The Pont de la Concorde is an arch bridge across the River Seine in Paris connecting the Quai des Tuileries at the Place de la Concorde (on the Right Bank) and the Quai d’Orsay (on the Left Bank). It has formerly been known as the Pont Louis XVI, Pont de la Révolution, Pont de la Concorde, Pont Louis XVI again during the Bourbon Restoration (1814), and again in 1830, Pont de la Concorde, the name it has retained to this day. It is served by the Metro stations Assemblée nationale and Concorde.
The architect Jean-Rodolphe Perronet was commissioned in 1787 with this new bridge. It had been planned since 1755, when construction of place Louis XV (now place de la Concorde) began, to replace the ferry that crossed the river at that point. Construction continued in the midst of the turmoil of the French Revolution, using the dimension stones taken from the demolished Bastille (taken by force on 14 July 1789) for its masonry. It was completed in 1791.
In 1810, Napoléon I placed along the sides of the bridge the statues of eight French generals killed in battle during the campaigns of the First French Empire. On the Bourbon Restoration these were replaced with twelve monumental marble statues, including four of the “grands ministres” (Suger, Sully, Richelieu, Colbert), four royal generals (Du Guesclin, Bayard, Condé, Turenne) and four sailors (Duguay-Trouin, Duquesne, Suffren, Tourville). However, this collection of statues proved too heavy for the bridge, and Louis-Philippe I had them removed and transferred to Versailles.
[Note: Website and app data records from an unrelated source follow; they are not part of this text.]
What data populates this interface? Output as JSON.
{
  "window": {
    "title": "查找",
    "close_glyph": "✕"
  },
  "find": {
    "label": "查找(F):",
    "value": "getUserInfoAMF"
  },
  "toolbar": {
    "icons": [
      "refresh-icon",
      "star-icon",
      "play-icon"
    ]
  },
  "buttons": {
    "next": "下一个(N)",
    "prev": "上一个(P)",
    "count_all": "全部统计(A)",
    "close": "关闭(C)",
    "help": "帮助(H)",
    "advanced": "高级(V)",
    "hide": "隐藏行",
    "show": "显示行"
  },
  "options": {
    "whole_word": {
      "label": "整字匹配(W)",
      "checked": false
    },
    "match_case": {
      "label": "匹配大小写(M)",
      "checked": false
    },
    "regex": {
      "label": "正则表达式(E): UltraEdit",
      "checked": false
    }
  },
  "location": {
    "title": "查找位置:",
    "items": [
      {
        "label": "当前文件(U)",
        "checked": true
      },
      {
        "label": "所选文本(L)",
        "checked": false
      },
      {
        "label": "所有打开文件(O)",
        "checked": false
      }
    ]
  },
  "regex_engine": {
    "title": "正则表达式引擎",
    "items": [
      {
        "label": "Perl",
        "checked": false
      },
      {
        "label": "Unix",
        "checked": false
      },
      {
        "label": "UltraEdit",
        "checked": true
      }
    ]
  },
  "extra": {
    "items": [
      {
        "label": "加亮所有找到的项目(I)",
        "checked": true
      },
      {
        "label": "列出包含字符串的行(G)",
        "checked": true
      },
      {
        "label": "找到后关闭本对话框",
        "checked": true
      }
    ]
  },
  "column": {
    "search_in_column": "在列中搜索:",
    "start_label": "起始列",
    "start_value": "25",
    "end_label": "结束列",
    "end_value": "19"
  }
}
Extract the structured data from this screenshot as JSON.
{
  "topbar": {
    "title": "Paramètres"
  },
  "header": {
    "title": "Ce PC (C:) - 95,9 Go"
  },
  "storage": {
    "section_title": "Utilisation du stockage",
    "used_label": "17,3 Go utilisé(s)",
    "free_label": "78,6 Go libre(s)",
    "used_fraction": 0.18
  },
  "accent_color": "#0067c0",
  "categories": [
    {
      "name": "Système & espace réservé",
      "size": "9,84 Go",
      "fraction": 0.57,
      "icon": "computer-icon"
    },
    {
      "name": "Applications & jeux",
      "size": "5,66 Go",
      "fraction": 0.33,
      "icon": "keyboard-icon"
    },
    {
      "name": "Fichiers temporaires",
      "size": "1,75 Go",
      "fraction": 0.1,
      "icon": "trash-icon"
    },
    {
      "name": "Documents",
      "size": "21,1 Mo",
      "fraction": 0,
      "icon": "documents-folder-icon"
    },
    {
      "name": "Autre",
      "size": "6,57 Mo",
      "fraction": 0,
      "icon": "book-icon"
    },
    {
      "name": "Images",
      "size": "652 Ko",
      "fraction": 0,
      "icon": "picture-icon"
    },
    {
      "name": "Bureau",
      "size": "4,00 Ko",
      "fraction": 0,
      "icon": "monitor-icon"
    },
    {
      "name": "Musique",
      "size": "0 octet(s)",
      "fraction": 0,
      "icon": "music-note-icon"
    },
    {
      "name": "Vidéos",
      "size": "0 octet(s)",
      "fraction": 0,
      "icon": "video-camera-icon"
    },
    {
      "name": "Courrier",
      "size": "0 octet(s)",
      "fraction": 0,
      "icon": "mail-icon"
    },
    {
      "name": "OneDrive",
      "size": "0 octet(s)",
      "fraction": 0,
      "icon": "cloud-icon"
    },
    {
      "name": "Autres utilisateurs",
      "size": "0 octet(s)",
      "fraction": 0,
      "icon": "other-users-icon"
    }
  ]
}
Traffic across the bridge became very congested and the bridge had to be widened on both sides between 1930 and 1932, doubling the width of the original bridge. The engineers Deval and Malet nevertheless took care to preserve the neoclassical architecture of the original. It was renovated one last time in 1983. Today, this bridge bears the brunt of Paris’s road traffic (except for those of the Boulevard Périphérique).